**Task directions**
Using the records provided below, locate and copy each line that contains the word "Stories".
### Record extracts ###
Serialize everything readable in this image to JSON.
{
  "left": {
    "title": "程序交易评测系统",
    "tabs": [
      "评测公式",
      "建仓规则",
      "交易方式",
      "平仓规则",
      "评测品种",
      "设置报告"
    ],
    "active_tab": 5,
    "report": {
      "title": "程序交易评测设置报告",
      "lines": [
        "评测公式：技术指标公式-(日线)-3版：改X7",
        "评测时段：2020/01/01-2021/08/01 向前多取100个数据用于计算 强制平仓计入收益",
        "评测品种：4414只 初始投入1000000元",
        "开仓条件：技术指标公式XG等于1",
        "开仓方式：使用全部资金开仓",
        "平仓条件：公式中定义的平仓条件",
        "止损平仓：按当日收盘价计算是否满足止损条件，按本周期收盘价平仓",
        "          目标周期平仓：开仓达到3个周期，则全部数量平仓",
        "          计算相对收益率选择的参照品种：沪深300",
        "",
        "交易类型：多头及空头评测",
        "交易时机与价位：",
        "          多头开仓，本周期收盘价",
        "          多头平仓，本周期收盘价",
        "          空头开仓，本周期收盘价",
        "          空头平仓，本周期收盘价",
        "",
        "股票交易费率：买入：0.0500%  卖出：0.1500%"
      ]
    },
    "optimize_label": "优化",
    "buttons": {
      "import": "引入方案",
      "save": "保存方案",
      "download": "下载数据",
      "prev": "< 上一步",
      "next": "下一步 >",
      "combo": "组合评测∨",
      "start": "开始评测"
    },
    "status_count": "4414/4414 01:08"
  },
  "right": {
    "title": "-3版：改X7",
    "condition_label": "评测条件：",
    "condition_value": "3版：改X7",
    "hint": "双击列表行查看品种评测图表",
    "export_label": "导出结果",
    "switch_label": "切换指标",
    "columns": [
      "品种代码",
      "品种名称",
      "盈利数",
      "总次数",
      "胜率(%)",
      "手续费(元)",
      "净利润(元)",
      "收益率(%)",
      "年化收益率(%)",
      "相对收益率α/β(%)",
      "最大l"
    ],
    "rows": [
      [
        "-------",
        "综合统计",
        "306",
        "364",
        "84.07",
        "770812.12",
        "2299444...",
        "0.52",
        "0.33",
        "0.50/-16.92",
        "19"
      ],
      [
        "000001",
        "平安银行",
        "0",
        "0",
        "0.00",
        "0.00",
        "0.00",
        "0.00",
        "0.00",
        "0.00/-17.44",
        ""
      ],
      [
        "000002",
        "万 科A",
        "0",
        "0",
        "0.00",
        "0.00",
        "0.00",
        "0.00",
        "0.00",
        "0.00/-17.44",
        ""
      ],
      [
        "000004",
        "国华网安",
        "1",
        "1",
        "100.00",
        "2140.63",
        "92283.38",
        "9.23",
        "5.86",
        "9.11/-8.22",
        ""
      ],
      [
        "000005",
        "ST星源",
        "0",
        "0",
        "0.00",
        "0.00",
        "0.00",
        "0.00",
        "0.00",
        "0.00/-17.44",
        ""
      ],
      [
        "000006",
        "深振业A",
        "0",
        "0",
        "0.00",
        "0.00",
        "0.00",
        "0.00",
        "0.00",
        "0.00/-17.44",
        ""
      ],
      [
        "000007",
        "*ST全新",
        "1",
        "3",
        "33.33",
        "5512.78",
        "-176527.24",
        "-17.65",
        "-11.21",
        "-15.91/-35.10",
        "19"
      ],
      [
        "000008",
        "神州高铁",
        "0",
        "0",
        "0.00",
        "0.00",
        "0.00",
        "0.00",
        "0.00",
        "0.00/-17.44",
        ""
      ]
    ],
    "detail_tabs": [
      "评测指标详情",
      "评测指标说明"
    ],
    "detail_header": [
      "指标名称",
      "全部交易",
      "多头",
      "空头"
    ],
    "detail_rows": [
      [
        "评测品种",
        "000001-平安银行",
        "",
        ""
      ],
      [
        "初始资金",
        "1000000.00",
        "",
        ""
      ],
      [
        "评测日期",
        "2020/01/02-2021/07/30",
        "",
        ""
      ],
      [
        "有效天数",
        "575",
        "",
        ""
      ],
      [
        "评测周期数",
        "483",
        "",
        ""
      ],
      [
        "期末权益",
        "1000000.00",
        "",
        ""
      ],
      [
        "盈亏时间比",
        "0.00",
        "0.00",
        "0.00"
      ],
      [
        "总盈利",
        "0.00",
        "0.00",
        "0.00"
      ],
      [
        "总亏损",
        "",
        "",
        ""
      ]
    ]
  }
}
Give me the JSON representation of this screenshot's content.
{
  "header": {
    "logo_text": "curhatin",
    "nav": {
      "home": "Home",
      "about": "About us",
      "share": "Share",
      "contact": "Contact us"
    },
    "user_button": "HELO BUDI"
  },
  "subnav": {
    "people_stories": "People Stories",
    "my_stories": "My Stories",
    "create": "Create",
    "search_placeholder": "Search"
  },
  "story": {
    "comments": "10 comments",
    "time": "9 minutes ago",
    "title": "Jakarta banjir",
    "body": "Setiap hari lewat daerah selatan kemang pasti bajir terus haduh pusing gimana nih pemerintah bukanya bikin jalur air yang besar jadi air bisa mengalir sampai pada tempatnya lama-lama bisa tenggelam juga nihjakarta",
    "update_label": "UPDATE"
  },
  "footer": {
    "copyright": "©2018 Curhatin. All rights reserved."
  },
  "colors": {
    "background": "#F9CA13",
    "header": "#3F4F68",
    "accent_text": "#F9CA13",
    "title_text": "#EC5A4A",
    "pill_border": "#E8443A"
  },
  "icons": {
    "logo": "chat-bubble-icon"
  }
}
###
**Exercise response**
    "people_stories": "People Stories",
    "my_stories": "My Stories",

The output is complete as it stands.